---------- DATASET ----------
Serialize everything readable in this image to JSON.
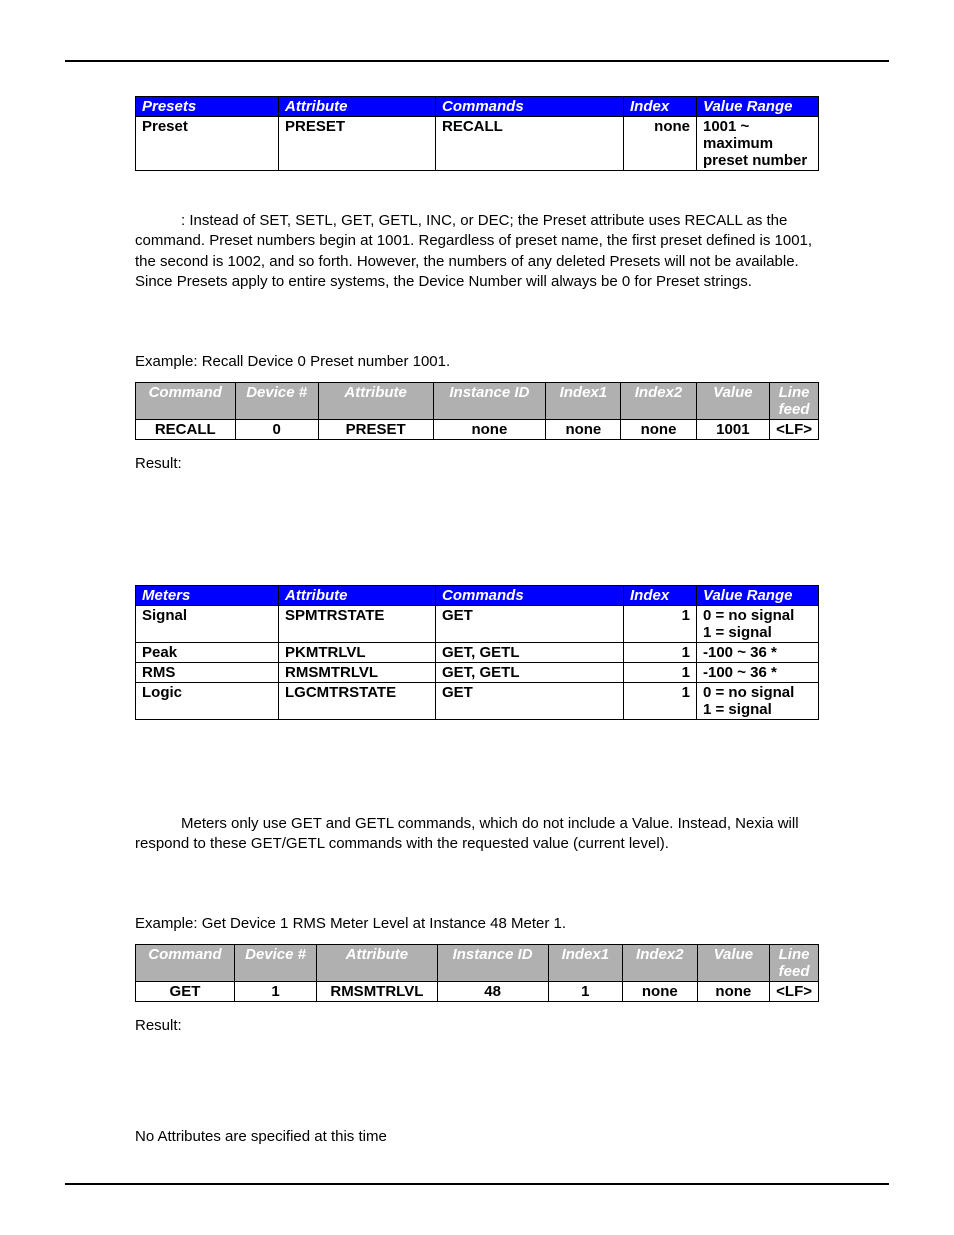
{
  "presets_table": {
    "headers": [
      "Presets",
      "Attribute",
      "Commands",
      "Index",
      "Value Range"
    ],
    "rows": [
      [
        "Preset",
        "PRESET",
        "RECALL",
        "none",
        "1001 ~ maximum preset number"
      ]
    ]
  },
  "presets_note": ": Instead of SET, SETL, GET, GETL, INC, or DEC; the Preset attribute uses RECALL as the command. Preset numbers begin at 1001. Regardless of preset name, the first preset defined is 1001, the second is 1002, and so forth. However, the numbers of any deleted Presets will not be available. Since Presets apply to entire systems, the Device Number will always be 0 for Preset strings.",
  "presets_example_label": "Example: Recall Device 0 Preset number 1001.",
  "cmd_table_headers": [
    "Command",
    "Device #",
    "Attribute",
    "Instance ID",
    "Index1",
    "Index2",
    "Value",
    "Line feed"
  ],
  "presets_cmd_row": [
    "RECALL",
    "0",
    "PRESET",
    "none",
    "none",
    "none",
    "1001",
    "<LF>"
  ],
  "result_label": "Result:",
  "meters_table": {
    "headers": [
      "Meters",
      "Attribute",
      "Commands",
      "Index",
      "Value Range"
    ],
    "rows": [
      [
        "Signal",
        "SPMTRSTATE",
        "GET",
        "1",
        "0 = no signal\n1 = signal"
      ],
      [
        "Peak",
        "PKMTRLVL",
        "GET, GETL",
        "1",
        "-100 ~ 36 *"
      ],
      [
        "RMS",
        "RMSMTRLVL",
        "GET, GETL",
        "1",
        "-100 ~ 36 *"
      ],
      [
        "Logic",
        "LGCMTRSTATE",
        "GET",
        "1",
        "0 = no signal\n1 = signal"
      ]
    ]
  },
  "meters_note": "Meters only use GET and GETL commands, which do not include a Value. Instead, Nexia will respond to these GET/GETL commands with the requested value (current level).",
  "meters_example_label": "Example: Get Device 1 RMS Meter Level at Instance 48 Meter 1.",
  "meters_cmd_row": [
    "GET",
    "1",
    "RMSMTRLVL",
    "48",
    "1",
    "none",
    "none",
    "<LF>"
  ],
  "no_attributes": "No Attributes are specified at this time",
  "chart_data": [
    {
      "type": "table",
      "title": "Presets attribute table",
      "columns": [
        "Presets",
        "Attribute",
        "Commands",
        "Index",
        "Value Range"
      ],
      "rows": [
        [
          "Preset",
          "PRESET",
          "RECALL",
          "none",
          "1001 ~ maximum preset number"
        ]
      ]
    },
    {
      "type": "table",
      "title": "Preset RECALL example",
      "columns": [
        "Command",
        "Device #",
        "Attribute",
        "Instance ID",
        "Index1",
        "Index2",
        "Value",
        "Line feed"
      ],
      "rows": [
        [
          "RECALL",
          "0",
          "PRESET",
          "none",
          "none",
          "none",
          "1001",
          "<LF>"
        ]
      ]
    },
    {
      "type": "table",
      "title": "Meters attribute table",
      "columns": [
        "Meters",
        "Attribute",
        "Commands",
        "Index",
        "Value Range"
      ],
      "rows": [
        [
          "Signal",
          "SPMTRSTATE",
          "GET",
          "1",
          "0 = no signal; 1 = signal"
        ],
        [
          "Peak",
          "PKMTRLVL",
          "GET, GETL",
          "1",
          "-100 ~ 36 *"
        ],
        [
          "RMS",
          "RMSMTRLVL",
          "GET, GETL",
          "1",
          "-100 ~ 36 *"
        ],
        [
          "Logic",
          "LGCMTRSTATE",
          "GET",
          "1",
          "0 = no signal; 1 = signal"
        ]
      ]
    },
    {
      "type": "table",
      "title": "Meter GET example",
      "columns": [
        "Command",
        "Device #",
        "Attribute",
        "Instance ID",
        "Index1",
        "Index2",
        "Value",
        "Line feed"
      ],
      "rows": [
        [
          "GET",
          "1",
          "RMSMTRLVL",
          "48",
          "1",
          "none",
          "none",
          "<LF>"
        ]
      ]
    }
  ]
}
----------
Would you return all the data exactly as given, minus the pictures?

REPLY:
Serialize everything readable in this image to JSON.
{
  "presets_table": {
    "headers": [
      "Presets",
      "Attribute",
      "Commands",
      "Index",
      "Value Range"
    ],
    "rows": [
      [
        "Preset",
        "PRESET",
        "RECALL",
        "none",
        "1001 ~ maximum preset number"
      ]
    ]
  },
  "presets_note": ": Instead of SET, SETL, GET, GETL, INC, or DEC; the Preset attribute uses RECALL as the command. Preset numbers begin at 1001. Regardless of preset name, the first preset defined is 1001, the second is 1002, and so forth. However, the numbers of any deleted Presets will not be available. Since Presets apply to entire systems, the Device Number will always be 0 for Preset strings.",
  "presets_example_label": "Example: Recall Device 0 Preset number 1001.",
  "cmd_table_headers": [
    "Command",
    "Device #",
    "Attribute",
    "Instance ID",
    "Index1",
    "Index2",
    "Value",
    "Line feed"
  ],
  "presets_cmd_row": [
    "RECALL",
    "0",
    "PRESET",
    "none",
    "none",
    "none",
    "1001",
    "<LF>"
  ],
  "result_label": "Result:",
  "meters_table": {
    "headers": [
      "Meters",
      "Attribute",
      "Commands",
      "Index",
      "Value Range"
    ],
    "rows": [
      [
        "Signal",
        "SPMTRSTATE",
        "GET",
        "1",
        "0 = no signal\n1 = signal"
      ],
      [
        "Peak",
        "PKMTRLVL",
        "GET, GETL",
        "1",
        "-100 ~ 36 *"
      ],
      [
        "RMS",
        "RMSMTRLVL",
        "GET, GETL",
        "1",
        "-100 ~ 36 *"
      ],
      [
        "Logic",
        "LGCMTRSTATE",
        "GET",
        "1",
        "0 = no signal\n1 = signal"
      ]
    ]
  },
  "meters_note": "Meters only use GET and GETL commands, which do not include a Value. Instead, Nexia will respond to these GET/GETL commands with the requested value (current level).",
  "meters_example_label": "Example: Get Device 1 RMS Meter Level at Instance 48 Meter 1.",
  "meters_cmd_row": [
    "GET",
    "1",
    "RMSMTRLVL",
    "48",
    "1",
    "none",
    "none",
    "<LF>"
  ],
  "no_attributes": "No Attributes are specified at this time",
  "chart_data": [
    {
      "type": "table",
      "title": "Presets attribute table",
      "columns": [
        "Presets",
        "Attribute",
        "Commands",
        "Index",
        "Value Range"
      ],
      "rows": [
        [
          "Preset",
          "PRESET",
          "RECALL",
          "none",
          "1001 ~ maximum preset number"
        ]
      ]
    },
    {
      "type": "table",
      "title": "Preset RECALL example",
      "columns": [
        "Command",
        "Device #",
        "Attribute",
        "Instance ID",
        "Index1",
        "Index2",
        "Value",
        "Line feed"
      ],
      "rows": [
        [
          "RECALL",
          "0",
          "PRESET",
          "none",
          "none",
          "none",
          "1001",
          "<LF>"
        ]
      ]
    },
    {
      "type": "table",
      "title": "Meters attribute table",
      "columns": [
        "Meters",
        "Attribute",
        "Commands",
        "Index",
        "Value Range"
      ],
      "rows": [
        [
          "Signal",
          "SPMTRSTATE",
          "GET",
          "1",
          "0 = no signal; 1 = signal"
        ],
        [
          "Peak",
          "PKMTRLVL",
          "GET, GETL",
          "1",
          "-100 ~ 36 *"
        ],
        [
          "RMS",
          "RMSMTRLVL",
          "GET, GETL",
          "1",
          "-100 ~ 36 *"
        ],
        [
          "Logic",
          "LGCMTRSTATE",
          "GET",
          "1",
          "0 = no signal; 1 = signal"
        ]
      ]
    },
    {
      "type": "table",
      "title": "Meter GET example",
      "columns": [
        "Command",
        "Device #",
        "Attribute",
        "Instance ID",
        "Index1",
        "Index2",
        "Value",
        "Line feed"
      ],
      "rows": [
        [
          "GET",
          "1",
          "RMSMTRLVL",
          "48",
          "1",
          "none",
          "none",
          "<LF>"
        ]
      ]
    }
  ]
}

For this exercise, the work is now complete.